Results: After controlling for demographic and socioeconomic characteristics (Model 1), low-income entrepreneurs have their financial well-being score 5.91 points lower than their counterparts with income above 200% of the federal poverty line (p<.001). The addition of indicators of negative economic shocks (Model 2) slightly reduces the difference in the financial well-being scores between the two groups. Negative economic shocks are negatively related to entrepreneurs’ financial well-being (b = -5.91, p<.01). Such association does not appear to vary by the income level of entrepreneurs (Model 3). All three indicators of financial capability-absorbing financial shocks, financial skills, and financial access-are statistically and positively associated with financial well-being (p<.001), and they also negate the significance of income and negative economic shocks in analysis (Model 4).
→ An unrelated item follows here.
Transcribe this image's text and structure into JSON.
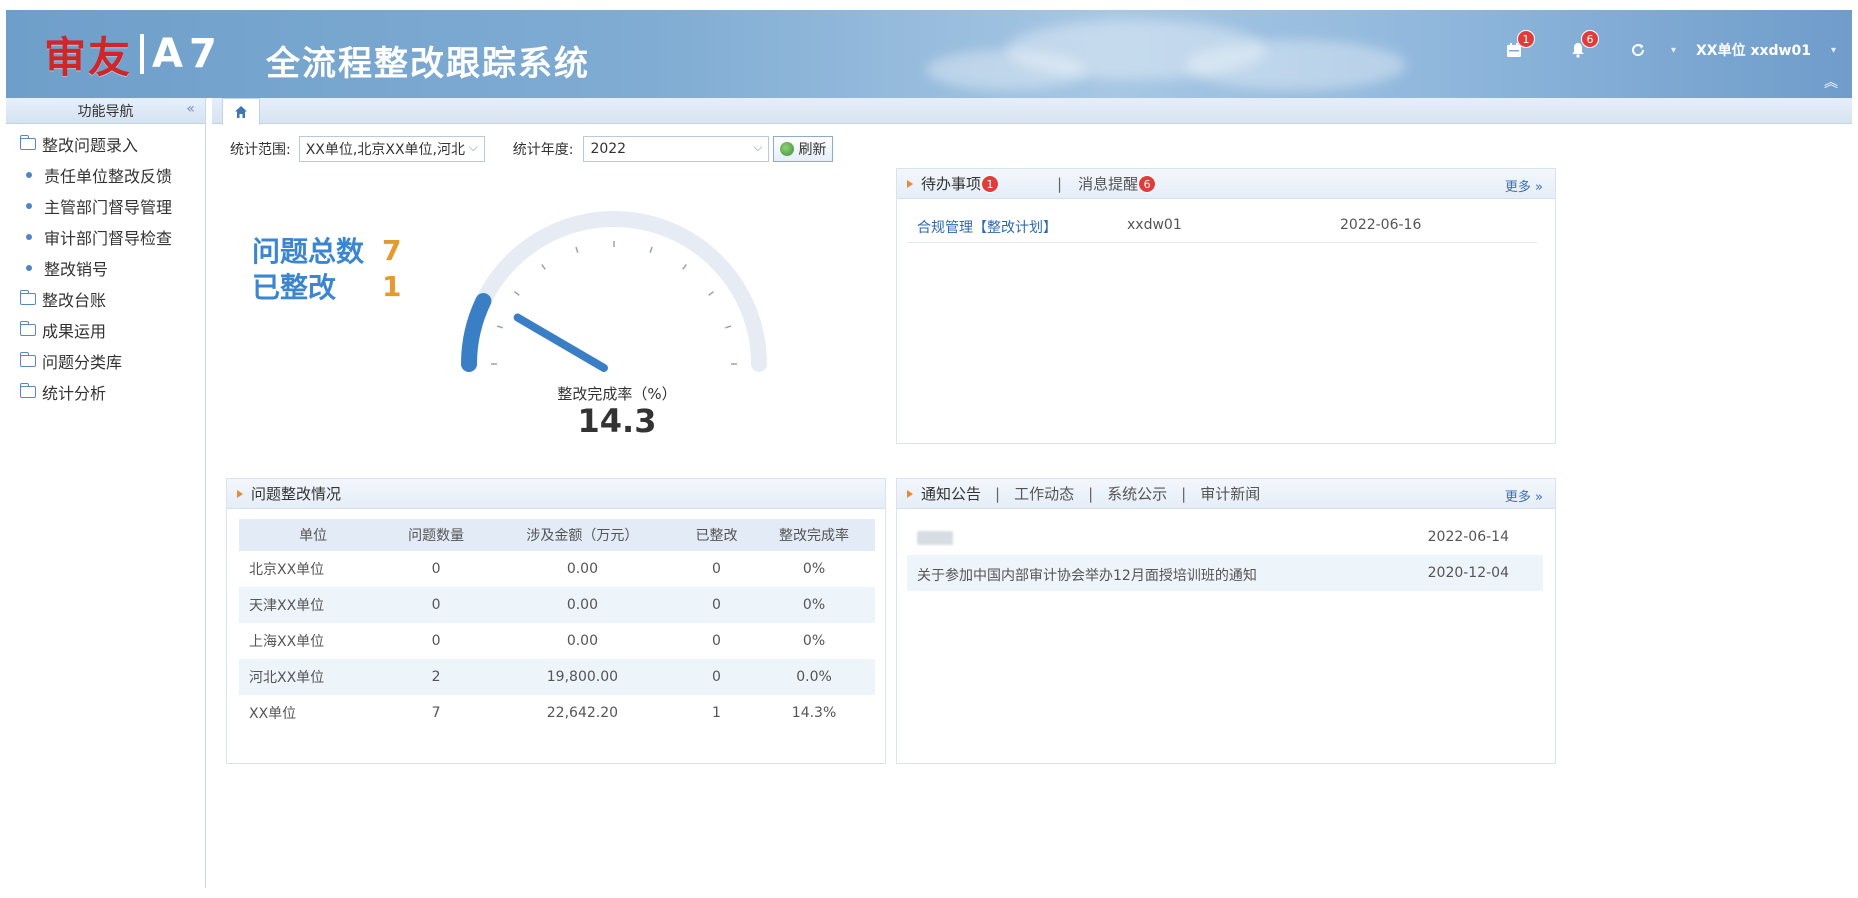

Discussion: To assure long-term financial security and financial well-being of small businesses (especially those owned by low-income entrepreneurs), it is important to provide support for them to get through economic downturns and improve their ability to absorb negative economic shocks. Financial capability (e.g., access to financial services and resources and financial skills) play an important role in mitigating negative economic shocks on their financial well-being. Policies and services for low-income entrepreneurs should be proactive and prepare small business owners for potential financial risks. To promote financial capability of low-income entrepreneurs should be a key goal of such policies and services.